** MATERIAL SUPPLIED follows **

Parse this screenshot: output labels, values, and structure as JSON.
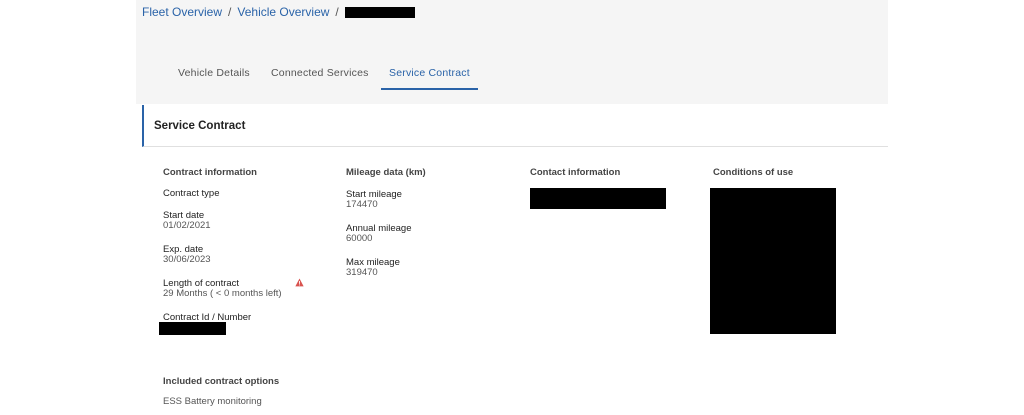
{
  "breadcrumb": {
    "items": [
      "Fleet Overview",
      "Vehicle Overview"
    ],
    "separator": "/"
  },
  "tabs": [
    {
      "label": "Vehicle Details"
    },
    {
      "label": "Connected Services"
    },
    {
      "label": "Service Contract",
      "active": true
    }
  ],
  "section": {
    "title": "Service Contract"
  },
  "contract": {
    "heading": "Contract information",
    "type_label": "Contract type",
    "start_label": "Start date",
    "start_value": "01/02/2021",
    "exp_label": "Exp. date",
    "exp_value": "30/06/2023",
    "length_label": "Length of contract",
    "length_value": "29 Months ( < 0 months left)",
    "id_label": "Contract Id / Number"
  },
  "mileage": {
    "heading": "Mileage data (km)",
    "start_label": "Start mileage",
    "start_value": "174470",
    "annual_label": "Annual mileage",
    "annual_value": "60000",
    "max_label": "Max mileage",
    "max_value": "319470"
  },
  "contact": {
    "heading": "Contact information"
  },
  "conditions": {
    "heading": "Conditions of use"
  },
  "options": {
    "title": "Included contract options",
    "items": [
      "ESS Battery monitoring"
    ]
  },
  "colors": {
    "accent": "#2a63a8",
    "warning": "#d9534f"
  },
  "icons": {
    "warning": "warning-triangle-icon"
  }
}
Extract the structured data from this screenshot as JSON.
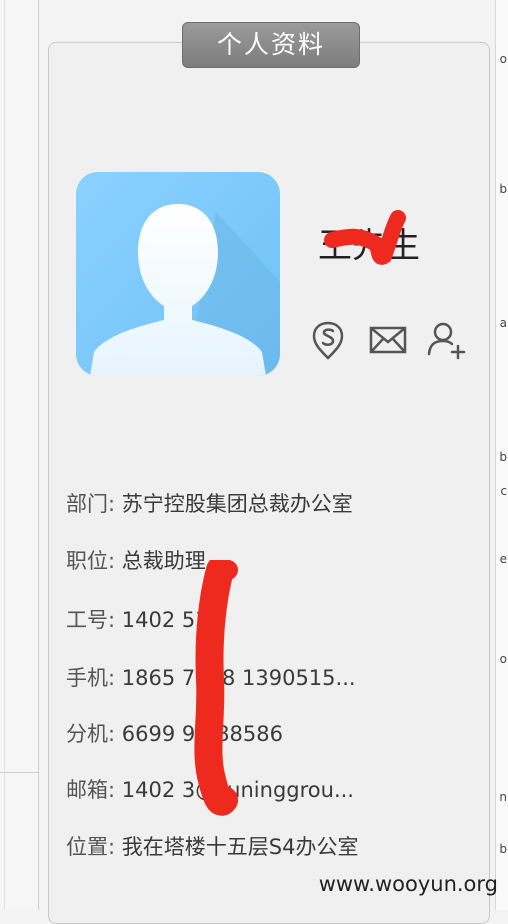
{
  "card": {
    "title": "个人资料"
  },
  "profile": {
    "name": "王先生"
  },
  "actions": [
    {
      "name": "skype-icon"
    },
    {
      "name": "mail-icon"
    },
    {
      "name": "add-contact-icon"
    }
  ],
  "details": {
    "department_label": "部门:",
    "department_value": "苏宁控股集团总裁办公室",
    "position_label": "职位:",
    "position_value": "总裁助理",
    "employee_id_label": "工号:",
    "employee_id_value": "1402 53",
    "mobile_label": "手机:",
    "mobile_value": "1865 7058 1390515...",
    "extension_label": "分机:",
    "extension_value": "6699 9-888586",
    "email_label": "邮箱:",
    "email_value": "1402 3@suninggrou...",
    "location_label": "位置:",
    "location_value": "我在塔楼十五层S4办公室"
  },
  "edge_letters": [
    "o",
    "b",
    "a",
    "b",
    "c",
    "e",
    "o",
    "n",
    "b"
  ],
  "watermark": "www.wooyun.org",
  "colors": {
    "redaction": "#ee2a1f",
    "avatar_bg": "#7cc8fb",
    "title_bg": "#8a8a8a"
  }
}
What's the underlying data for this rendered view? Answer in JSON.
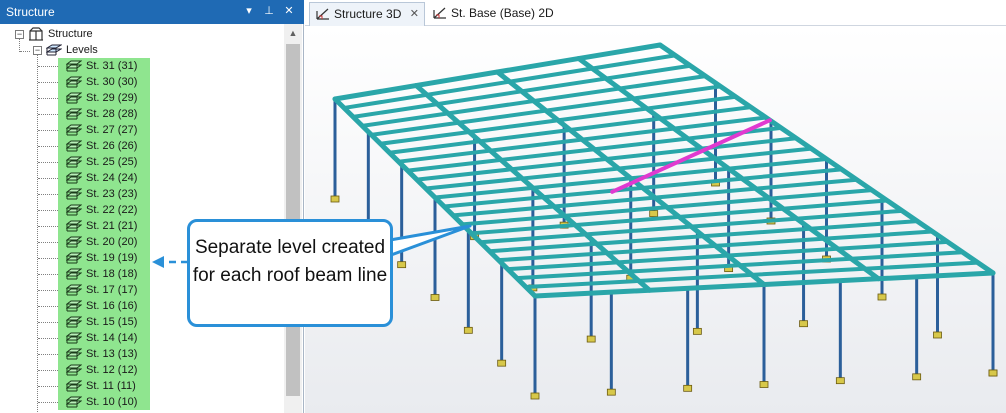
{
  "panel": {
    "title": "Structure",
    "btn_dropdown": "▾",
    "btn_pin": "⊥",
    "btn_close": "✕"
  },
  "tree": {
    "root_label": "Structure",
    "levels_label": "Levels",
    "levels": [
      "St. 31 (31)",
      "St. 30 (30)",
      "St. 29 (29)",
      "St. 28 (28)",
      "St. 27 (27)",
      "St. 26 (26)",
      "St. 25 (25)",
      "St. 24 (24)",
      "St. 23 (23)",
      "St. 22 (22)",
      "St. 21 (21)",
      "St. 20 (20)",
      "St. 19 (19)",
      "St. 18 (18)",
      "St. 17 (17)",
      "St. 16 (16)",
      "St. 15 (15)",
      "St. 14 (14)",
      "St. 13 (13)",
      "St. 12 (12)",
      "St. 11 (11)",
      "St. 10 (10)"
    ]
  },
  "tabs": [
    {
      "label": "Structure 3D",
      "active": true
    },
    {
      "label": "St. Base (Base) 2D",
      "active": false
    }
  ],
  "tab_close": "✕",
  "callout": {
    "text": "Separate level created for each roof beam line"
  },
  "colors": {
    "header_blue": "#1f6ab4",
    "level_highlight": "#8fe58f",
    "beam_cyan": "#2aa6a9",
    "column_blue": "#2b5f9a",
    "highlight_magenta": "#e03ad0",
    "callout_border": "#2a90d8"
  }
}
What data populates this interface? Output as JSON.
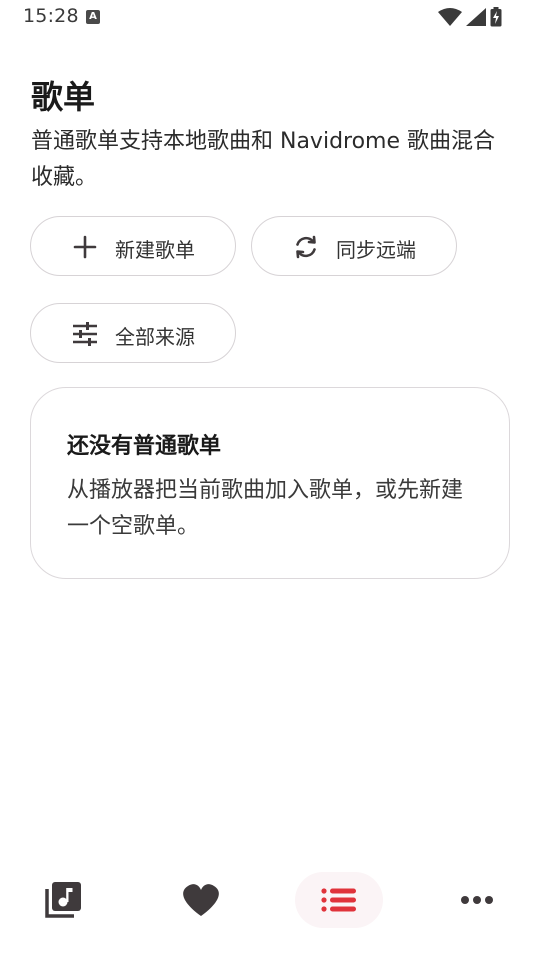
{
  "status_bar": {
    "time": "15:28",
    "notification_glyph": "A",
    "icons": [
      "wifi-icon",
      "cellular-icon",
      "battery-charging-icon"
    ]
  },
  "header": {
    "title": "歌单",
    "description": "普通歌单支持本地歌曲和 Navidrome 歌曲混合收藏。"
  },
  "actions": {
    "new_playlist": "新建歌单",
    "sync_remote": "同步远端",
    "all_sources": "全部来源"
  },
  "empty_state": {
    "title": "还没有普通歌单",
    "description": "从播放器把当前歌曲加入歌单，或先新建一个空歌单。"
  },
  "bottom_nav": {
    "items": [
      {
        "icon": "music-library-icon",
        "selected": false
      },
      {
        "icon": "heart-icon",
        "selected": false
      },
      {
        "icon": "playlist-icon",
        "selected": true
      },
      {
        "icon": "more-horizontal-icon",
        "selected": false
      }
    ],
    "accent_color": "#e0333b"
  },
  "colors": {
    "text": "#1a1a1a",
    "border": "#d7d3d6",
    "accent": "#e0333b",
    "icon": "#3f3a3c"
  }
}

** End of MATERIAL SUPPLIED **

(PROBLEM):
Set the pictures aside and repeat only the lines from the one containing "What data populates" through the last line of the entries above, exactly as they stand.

(TASK OUTPUT):
What data populates this interface? Output as JSON.
{
  "status_bar": {
    "time": "15:28",
    "notification_glyph": "A",
    "icons": [
      "wifi-icon",
      "cellular-icon",
      "battery-charging-icon"
    ]
  },
  "header": {
    "title": "歌单",
    "description": "普通歌单支持本地歌曲和 Navidrome 歌曲混合收藏。"
  },
  "actions": {
    "new_playlist": "新建歌单",
    "sync_remote": "同步远端",
    "all_sources": "全部来源"
  },
  "empty_state": {
    "title": "还没有普通歌单",
    "description": "从播放器把当前歌曲加入歌单，或先新建一个空歌单。"
  },
  "bottom_nav": {
    "items": [
      {
        "icon": "music-library-icon",
        "selected": false
      },
      {
        "icon": "heart-icon",
        "selected": false
      },
      {
        "icon": "playlist-icon",
        "selected": true
      },
      {
        "icon": "more-horizontal-icon",
        "selected": false
      }
    ],
    "accent_color": "#e0333b"
  },
  "colors": {
    "text": "#1a1a1a",
    "border": "#d7d3d6",
    "accent": "#e0333b",
    "icon": "#3f3a3c"
  }
}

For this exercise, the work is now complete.